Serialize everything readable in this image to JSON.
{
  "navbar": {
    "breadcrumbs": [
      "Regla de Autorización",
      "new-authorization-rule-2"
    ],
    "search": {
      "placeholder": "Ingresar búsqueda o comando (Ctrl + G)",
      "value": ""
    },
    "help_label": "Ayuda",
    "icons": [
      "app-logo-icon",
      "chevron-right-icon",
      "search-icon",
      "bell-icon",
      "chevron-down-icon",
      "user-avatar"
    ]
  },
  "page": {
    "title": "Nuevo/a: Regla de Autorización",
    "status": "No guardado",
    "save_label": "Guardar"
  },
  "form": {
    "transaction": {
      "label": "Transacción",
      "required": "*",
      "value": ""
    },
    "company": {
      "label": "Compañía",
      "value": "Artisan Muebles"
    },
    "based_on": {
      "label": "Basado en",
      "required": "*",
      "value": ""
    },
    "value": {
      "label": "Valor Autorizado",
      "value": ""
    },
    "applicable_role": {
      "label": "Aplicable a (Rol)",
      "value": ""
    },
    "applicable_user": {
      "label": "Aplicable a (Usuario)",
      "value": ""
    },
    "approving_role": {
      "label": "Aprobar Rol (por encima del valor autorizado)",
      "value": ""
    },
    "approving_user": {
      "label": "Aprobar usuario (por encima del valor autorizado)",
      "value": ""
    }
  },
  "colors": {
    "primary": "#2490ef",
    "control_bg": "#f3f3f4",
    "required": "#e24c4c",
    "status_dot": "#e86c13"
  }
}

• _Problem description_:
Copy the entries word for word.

• _Worked solution_:
Serialize everything readable in this image to JSON.
{
  "navbar": {
    "breadcrumbs": [
      "Regla de Autorización",
      "new-authorization-rule-2"
    ],
    "search": {
      "placeholder": "Ingresar búsqueda o comando (Ctrl + G)",
      "value": ""
    },
    "help_label": "Ayuda",
    "icons": [
      "app-logo-icon",
      "chevron-right-icon",
      "search-icon",
      "bell-icon",
      "chevron-down-icon",
      "user-avatar"
    ]
  },
  "page": {
    "title": "Nuevo/a: Regla de Autorización",
    "status": "No guardado",
    "save_label": "Guardar"
  },
  "form": {
    "transaction": {
      "label": "Transacción",
      "required": "*",
      "value": ""
    },
    "company": {
      "label": "Compañía",
      "value": "Artisan Muebles"
    },
    "based_on": {
      "label": "Basado en",
      "required": "*",
      "value": ""
    },
    "value": {
      "label": "Valor Autorizado",
      "value": ""
    },
    "applicable_role": {
      "label": "Aplicable a (Rol)",
      "value": ""
    },
    "applicable_user": {
      "label": "Aplicable a (Usuario)",
      "value": ""
    },
    "approving_role": {
      "label": "Aprobar Rol (por encima del valor autorizado)",
      "value": ""
    },
    "approving_user": {
      "label": "Aprobar usuario (por encima del valor autorizado)",
      "value": ""
    }
  },
  "colors": {
    "primary": "#2490ef",
    "control_bg": "#f3f3f4",
    "required": "#e24c4c",
    "status_dot": "#e86c13"
  }
}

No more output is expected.